Your assignment:
Match the string "title" against each line below, and copy every line that matches.

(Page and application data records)

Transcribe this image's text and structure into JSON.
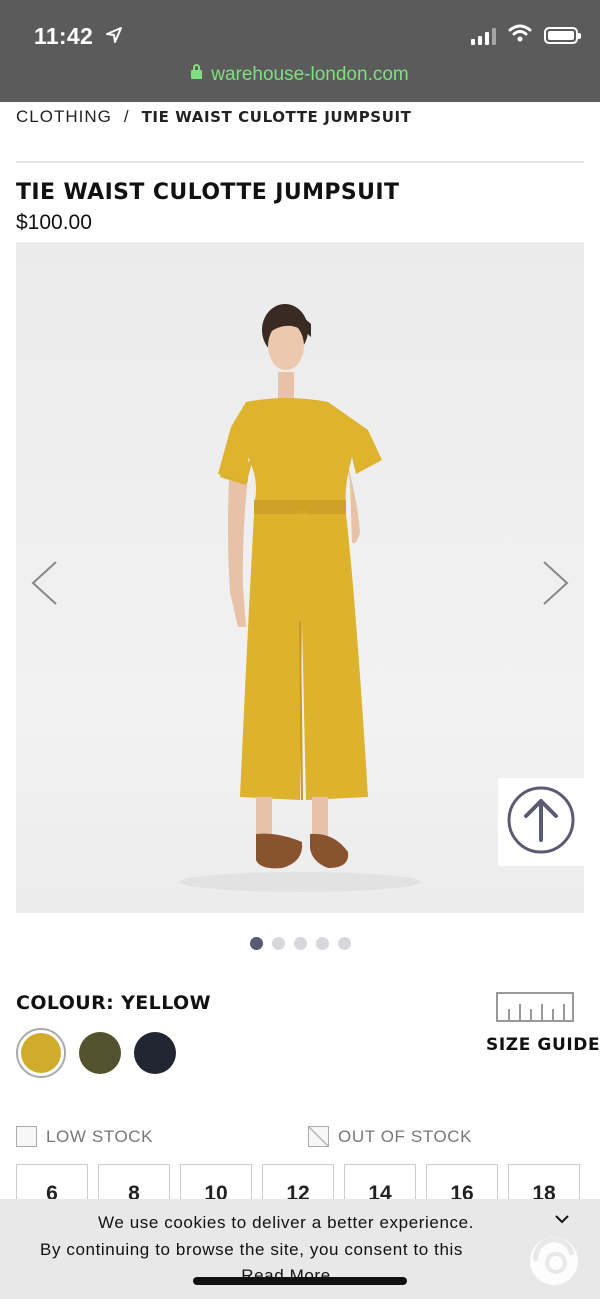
{
  "status_bar": {
    "time": "11:42"
  },
  "browser": {
    "url": "warehouse-london.com"
  },
  "breadcrumb": {
    "parent": "CLOTHING",
    "separator": "/",
    "current": "TIE WAIST CULOTTE JUMPSUIT"
  },
  "product": {
    "title": "TIE WAIST CULOTTE JUMPSUIT",
    "price": "$100.00",
    "image_count": 5,
    "active_image": 1
  },
  "colour": {
    "label": "COLOUR: YELLOW",
    "swatches": [
      {
        "name": "yellow",
        "hex": "#d1ac2c",
        "selected": true
      },
      {
        "name": "khaki",
        "hex": "#54512f",
        "selected": false
      },
      {
        "name": "navy",
        "hex": "#222532",
        "selected": false
      }
    ]
  },
  "size_guide": {
    "label": "SIZE GUIDE"
  },
  "stock_legend": {
    "low": "LOW STOCK",
    "out": "OUT OF STOCK"
  },
  "sizes": [
    "6",
    "8",
    "10",
    "12",
    "14",
    "16",
    "18"
  ],
  "cookie_banner": {
    "line1": "We use cookies to deliver a better experience.",
    "line2": "By continuing to browse the site, you consent to this",
    "more": "Read More"
  },
  "colors": {
    "accent": "#5a5a72",
    "url_green": "#7ee07e",
    "status_bar": "#5b5b5b"
  },
  "icons": [
    "location-arrow-icon",
    "signal-icon",
    "wifi-icon",
    "battery-icon",
    "lock-icon",
    "chevron-left-icon",
    "chevron-right-icon",
    "arrow-up-circle-icon",
    "ruler-icon",
    "chevron-down-icon"
  ]
}
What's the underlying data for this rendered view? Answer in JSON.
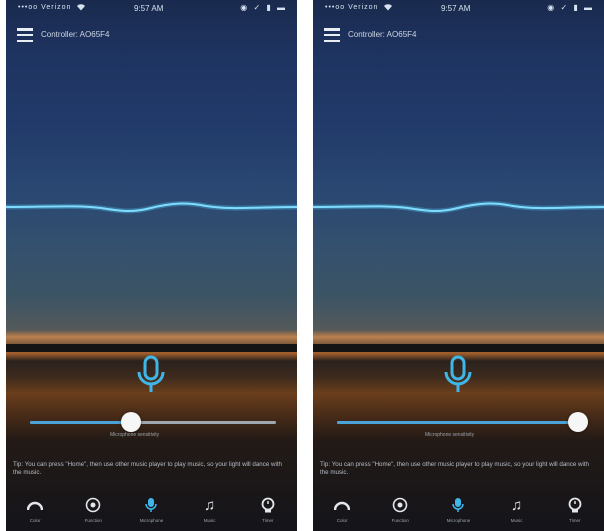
{
  "colors": {
    "accent": "#3fb6e8",
    "wave": "#4ec3ee",
    "thumb": "#f6f6f6"
  },
  "screens": [
    {
      "status": {
        "signal": "•••oo Verizon",
        "time": "9:57 AM",
        "right_icons": "◉ ✓ ▮ ▬"
      },
      "header": {
        "menu_icon": "hamburger-icon",
        "title": "Controller: AO65F4"
      },
      "mic_icon": "microphone-icon",
      "sensitivity": {
        "value": 0.41,
        "label": "Microphone sensitivity"
      },
      "tip": "Tip: You can press \"Home\", then use other music player to play music, so your light will dance with the music.",
      "tabs": [
        {
          "label": "Color",
          "icon": "color-wheel-icon",
          "active": false
        },
        {
          "label": "Function",
          "icon": "function-icon",
          "active": false
        },
        {
          "label": "Microphone",
          "icon": "microphone-icon",
          "active": true
        },
        {
          "label": "Music",
          "icon": "music-note-icon",
          "active": false
        },
        {
          "label": "Timer",
          "icon": "timer-icon",
          "active": false
        }
      ]
    },
    {
      "status": {
        "signal": "•••oo Verizon",
        "time": "9:57 AM",
        "right_icons": "◉ ✓ ▮ ▬"
      },
      "header": {
        "menu_icon": "hamburger-icon",
        "title": "Controller: AO65F4"
      },
      "mic_icon": "microphone-icon",
      "sensitivity": {
        "value": 0.98,
        "label": "Microphone sensitivity"
      },
      "tip": "Tip: You can press \"Home\", then use other music player to play music, so your light will dance with the music.",
      "tabs": [
        {
          "label": "Color",
          "icon": "color-wheel-icon",
          "active": false
        },
        {
          "label": "Function",
          "icon": "function-icon",
          "active": false
        },
        {
          "label": "Microphone",
          "icon": "microphone-icon",
          "active": true
        },
        {
          "label": "Music",
          "icon": "music-note-icon",
          "active": false
        },
        {
          "label": "Timer",
          "icon": "timer-icon",
          "active": false
        }
      ]
    }
  ]
}
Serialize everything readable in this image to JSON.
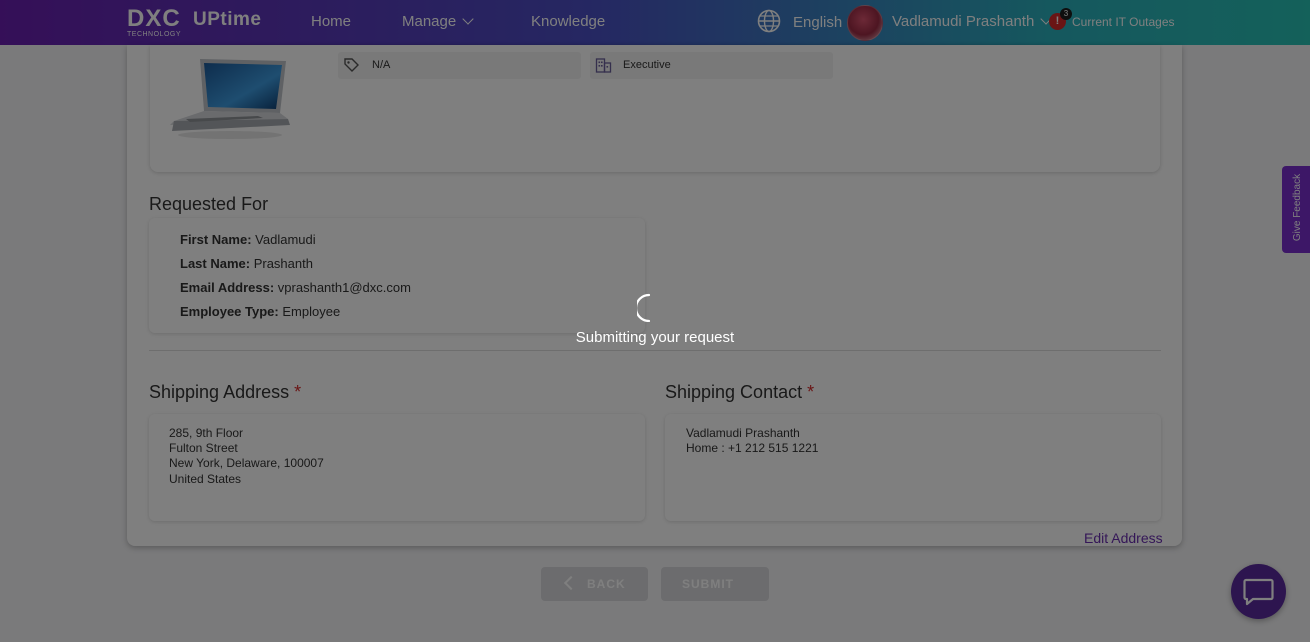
{
  "header": {
    "logo_main": "DXC",
    "logo_sub": "TECHNOLOGY",
    "logo_product": "UPtime",
    "nav": [
      {
        "label": "Home"
      },
      {
        "label": "Manage"
      },
      {
        "label": "Knowledge"
      }
    ],
    "language": "English",
    "user_name": "Vadlamudi Prashanth",
    "alert_symbol": "!",
    "alert_count": "3",
    "outages_label": "Current IT Outages",
    "icons": [
      "globe-icon",
      "chevron-down-icon",
      "alert-icon"
    ]
  },
  "product": {
    "tag_value": "N/A",
    "category_value": "Executive",
    "icons": [
      "tag-icon",
      "building-icon",
      "laptop-image"
    ]
  },
  "requested_for": {
    "title": "Requested For",
    "first_name_label": "First Name:",
    "first_name": "Vadlamudi",
    "last_name_label": "Last Name:",
    "last_name": "Prashanth",
    "email_label": "Email Address:",
    "email": "vprashanth1@dxc.com",
    "employee_type_label": "Employee Type:",
    "employee_type": "Employee"
  },
  "shipping_address": {
    "title": "Shipping Address",
    "required_mark": "*",
    "lines": [
      "285, 9th Floor",
      "Fulton Street",
      "New York, Delaware, 100007",
      "United States"
    ]
  },
  "shipping_contact": {
    "title": "Shipping Contact",
    "required_mark": "*",
    "lines": [
      "Vadlamudi Prashanth",
      "Home : +1 212 515 1221"
    ]
  },
  "edit_address_label": "Edit Address",
  "buttons": {
    "back": "BACK",
    "submit": "SUBMIT"
  },
  "feedback_label": "Give Feedback",
  "overlay": {
    "loading_text": "Submitting your request",
    "icon": "spinner-icon"
  },
  "colors": {
    "header_gradient": [
      "#6a1fb0",
      "#2bb0bd"
    ],
    "accent_purple": "#7a2fcf",
    "chat_button": "#5a2b9f",
    "required_red": "#d42a2a"
  }
}
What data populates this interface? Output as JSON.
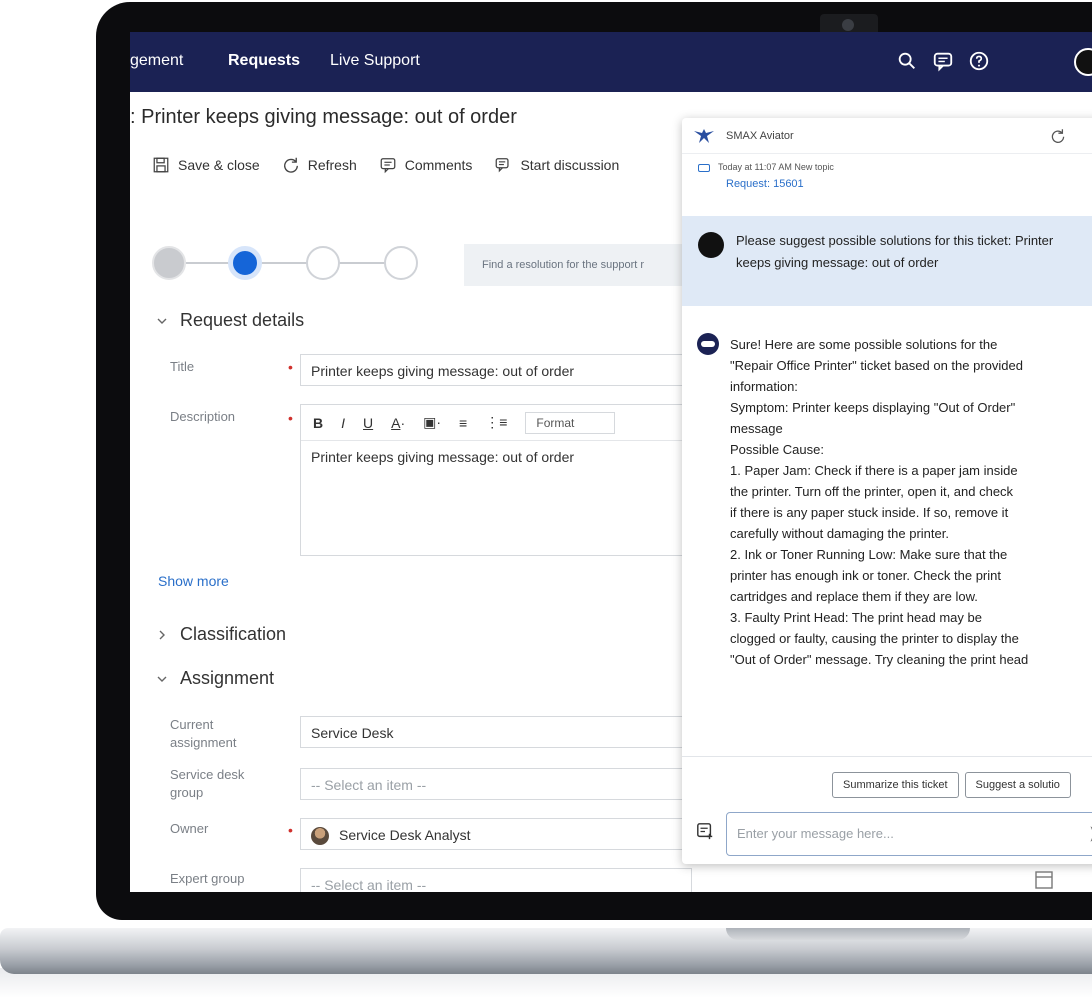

Answer section:
    "title": "TIE WAIST CULOTTE JUMPSUIT",
        "title": "Controller: AO65F4"
        "title": "Controller: AO65F4"
    "title": "Requested For",
    "title": "Shipping Address",
    "title": "Shipping Contact",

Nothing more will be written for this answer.